■ Records shown:
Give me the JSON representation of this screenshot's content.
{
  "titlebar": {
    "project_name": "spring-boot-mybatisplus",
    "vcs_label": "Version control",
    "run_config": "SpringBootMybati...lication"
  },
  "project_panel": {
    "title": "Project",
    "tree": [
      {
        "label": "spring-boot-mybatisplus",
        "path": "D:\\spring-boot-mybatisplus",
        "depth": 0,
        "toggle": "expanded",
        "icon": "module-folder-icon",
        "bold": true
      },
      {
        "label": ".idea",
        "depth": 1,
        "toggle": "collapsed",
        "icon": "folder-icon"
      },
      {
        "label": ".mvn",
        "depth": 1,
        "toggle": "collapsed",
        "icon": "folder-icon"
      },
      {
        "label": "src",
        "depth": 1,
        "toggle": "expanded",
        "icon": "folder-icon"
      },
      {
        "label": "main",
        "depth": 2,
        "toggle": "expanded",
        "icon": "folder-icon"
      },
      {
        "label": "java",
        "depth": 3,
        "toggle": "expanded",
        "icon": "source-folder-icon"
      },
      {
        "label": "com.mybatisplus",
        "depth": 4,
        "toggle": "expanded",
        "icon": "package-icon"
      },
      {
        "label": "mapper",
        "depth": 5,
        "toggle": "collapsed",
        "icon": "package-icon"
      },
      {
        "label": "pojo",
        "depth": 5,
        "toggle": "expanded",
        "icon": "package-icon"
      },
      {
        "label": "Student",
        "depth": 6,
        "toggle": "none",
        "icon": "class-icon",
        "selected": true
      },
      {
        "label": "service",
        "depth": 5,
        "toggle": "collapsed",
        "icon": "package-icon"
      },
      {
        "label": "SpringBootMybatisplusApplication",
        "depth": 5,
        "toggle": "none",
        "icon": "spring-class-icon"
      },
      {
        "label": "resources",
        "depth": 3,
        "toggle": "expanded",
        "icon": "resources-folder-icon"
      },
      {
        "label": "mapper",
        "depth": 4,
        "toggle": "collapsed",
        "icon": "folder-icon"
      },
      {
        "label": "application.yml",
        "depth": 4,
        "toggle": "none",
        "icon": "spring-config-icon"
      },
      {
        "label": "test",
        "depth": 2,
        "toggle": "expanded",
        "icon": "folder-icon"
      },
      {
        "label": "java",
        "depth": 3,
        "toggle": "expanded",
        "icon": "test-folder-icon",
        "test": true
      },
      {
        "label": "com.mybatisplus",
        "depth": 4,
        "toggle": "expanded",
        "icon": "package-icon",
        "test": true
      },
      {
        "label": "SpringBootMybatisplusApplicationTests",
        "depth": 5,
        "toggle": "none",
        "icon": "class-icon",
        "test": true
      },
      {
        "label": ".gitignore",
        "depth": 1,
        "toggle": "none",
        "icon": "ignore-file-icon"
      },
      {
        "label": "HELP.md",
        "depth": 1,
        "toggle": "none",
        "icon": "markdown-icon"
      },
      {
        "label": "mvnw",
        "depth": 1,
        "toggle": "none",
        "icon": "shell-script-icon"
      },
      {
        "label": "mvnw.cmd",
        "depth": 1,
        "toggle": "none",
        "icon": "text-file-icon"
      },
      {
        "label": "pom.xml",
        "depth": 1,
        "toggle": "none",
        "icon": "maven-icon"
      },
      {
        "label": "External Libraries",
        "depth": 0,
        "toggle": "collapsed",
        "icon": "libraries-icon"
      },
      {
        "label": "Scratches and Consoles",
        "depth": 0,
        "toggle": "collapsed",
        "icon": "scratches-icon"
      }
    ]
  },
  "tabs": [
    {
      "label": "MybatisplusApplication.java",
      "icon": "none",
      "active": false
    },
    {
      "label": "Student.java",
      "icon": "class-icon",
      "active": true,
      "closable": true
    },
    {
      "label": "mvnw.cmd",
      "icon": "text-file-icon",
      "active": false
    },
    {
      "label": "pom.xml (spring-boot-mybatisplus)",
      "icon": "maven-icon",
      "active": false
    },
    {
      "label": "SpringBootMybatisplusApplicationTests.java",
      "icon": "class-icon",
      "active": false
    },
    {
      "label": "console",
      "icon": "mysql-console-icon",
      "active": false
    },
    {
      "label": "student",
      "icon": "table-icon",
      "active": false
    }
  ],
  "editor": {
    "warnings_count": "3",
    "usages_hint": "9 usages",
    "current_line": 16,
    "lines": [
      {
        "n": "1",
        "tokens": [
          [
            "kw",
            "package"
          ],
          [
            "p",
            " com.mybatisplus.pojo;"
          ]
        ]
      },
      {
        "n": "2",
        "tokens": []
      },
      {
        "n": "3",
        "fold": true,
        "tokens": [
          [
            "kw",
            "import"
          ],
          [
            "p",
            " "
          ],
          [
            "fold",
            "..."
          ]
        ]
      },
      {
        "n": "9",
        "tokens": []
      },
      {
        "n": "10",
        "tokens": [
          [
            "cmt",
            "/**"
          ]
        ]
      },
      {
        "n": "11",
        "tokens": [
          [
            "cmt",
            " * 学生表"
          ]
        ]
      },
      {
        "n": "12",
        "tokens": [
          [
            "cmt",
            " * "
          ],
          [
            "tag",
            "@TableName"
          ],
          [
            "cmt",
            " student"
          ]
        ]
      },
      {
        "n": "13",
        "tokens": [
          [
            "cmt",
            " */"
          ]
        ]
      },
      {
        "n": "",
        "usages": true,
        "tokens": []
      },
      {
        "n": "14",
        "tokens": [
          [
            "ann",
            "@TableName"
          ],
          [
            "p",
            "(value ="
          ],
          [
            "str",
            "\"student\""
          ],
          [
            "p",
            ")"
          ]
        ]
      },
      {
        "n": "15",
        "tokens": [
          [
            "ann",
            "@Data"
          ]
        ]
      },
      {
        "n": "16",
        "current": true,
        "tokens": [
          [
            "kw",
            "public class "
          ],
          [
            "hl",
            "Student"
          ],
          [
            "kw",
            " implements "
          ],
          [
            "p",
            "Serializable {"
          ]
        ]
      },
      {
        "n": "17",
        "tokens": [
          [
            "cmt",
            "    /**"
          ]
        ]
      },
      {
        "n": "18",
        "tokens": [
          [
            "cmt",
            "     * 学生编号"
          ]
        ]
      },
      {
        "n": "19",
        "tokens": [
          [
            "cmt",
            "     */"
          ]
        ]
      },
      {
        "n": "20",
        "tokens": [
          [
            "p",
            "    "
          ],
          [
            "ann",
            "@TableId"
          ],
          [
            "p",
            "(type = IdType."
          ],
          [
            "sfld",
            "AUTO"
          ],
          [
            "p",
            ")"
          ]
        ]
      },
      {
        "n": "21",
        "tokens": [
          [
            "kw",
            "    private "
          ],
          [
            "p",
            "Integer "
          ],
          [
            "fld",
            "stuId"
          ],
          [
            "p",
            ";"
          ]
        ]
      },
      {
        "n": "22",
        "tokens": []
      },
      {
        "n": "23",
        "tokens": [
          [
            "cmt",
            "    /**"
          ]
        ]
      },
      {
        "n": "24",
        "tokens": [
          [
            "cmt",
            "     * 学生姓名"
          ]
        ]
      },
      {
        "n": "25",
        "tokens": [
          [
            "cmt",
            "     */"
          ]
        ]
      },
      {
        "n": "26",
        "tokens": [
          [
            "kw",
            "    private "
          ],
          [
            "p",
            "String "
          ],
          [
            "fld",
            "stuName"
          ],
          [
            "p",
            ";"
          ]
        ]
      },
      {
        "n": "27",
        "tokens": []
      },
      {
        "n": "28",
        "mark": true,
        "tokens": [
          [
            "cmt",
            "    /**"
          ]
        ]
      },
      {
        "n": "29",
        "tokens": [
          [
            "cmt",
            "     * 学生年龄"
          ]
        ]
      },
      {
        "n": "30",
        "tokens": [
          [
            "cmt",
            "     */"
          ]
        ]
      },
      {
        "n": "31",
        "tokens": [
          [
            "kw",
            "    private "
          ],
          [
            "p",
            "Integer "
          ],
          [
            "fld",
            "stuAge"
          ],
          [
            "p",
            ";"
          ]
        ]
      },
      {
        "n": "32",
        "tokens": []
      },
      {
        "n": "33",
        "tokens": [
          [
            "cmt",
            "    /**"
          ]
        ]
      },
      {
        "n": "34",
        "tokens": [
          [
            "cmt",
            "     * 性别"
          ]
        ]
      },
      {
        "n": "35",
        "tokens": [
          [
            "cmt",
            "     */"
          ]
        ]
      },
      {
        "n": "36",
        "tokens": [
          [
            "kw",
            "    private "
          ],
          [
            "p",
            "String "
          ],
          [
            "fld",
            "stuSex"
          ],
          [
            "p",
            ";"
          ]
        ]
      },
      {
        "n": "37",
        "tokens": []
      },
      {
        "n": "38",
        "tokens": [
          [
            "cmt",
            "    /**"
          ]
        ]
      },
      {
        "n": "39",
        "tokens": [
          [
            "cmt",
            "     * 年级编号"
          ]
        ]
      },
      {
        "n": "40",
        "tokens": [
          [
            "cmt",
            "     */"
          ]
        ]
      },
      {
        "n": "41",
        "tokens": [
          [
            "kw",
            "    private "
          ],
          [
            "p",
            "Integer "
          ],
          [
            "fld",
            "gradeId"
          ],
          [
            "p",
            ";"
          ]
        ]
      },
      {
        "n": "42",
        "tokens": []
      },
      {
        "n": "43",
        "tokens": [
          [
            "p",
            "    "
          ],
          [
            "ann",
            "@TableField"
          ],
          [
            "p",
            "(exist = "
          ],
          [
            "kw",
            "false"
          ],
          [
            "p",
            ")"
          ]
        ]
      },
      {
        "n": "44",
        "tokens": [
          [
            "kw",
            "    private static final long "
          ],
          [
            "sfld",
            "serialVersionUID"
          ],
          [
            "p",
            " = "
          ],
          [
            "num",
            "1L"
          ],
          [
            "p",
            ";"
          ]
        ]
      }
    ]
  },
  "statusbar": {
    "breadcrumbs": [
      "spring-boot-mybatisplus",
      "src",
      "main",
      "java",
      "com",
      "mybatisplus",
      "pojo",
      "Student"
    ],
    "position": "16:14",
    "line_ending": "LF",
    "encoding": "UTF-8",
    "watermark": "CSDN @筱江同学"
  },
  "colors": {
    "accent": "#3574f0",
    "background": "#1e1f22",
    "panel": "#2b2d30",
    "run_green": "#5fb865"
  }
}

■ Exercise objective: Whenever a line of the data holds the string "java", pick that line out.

■ Task answer:
        "label": "java",
        "label": "java",
      "label": "MybatisplusApplication.java",
      "label": "Student.java",
      "label": "SpringBootMybatisplusApplicationTests.java",
      "java",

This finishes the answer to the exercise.